§ Required work
Scan the listing below. Copy each line that contains "Preview".

[Opening Given information section]

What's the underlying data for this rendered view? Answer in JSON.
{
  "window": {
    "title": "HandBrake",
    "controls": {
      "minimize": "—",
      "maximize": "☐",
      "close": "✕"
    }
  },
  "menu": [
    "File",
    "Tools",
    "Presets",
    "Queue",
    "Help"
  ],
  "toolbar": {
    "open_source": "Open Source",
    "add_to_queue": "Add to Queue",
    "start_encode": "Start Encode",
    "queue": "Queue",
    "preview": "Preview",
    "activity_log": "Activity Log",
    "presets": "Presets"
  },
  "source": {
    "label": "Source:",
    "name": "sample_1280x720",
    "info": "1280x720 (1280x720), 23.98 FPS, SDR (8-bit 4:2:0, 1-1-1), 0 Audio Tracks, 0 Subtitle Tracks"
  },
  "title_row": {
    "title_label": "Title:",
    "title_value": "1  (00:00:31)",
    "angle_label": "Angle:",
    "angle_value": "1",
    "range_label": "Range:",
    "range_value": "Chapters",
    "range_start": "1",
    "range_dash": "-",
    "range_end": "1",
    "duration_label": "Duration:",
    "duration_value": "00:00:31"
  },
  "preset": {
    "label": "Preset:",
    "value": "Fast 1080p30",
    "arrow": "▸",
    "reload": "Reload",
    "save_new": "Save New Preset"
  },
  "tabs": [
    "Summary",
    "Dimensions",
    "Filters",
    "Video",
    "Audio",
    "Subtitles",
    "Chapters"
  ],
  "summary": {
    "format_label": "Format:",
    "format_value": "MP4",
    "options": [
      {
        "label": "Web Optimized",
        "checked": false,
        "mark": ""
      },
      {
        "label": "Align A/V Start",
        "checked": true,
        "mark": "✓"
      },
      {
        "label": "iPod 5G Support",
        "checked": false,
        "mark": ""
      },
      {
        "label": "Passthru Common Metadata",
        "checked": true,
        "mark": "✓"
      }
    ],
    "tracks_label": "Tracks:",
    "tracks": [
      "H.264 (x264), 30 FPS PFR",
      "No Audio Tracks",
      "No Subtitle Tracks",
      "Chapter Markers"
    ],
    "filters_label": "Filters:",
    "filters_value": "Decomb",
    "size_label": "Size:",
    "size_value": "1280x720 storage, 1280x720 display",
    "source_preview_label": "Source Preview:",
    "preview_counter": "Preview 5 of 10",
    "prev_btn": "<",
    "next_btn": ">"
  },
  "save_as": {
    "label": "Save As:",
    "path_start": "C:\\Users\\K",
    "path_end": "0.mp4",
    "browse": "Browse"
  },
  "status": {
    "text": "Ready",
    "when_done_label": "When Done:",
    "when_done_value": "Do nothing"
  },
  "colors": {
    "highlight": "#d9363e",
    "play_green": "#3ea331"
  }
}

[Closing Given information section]

§ Output for this task
    "preview": "Preview",
    "source_preview_label": "Source Preview:",
    "preview_counter": "Preview 5 of 10",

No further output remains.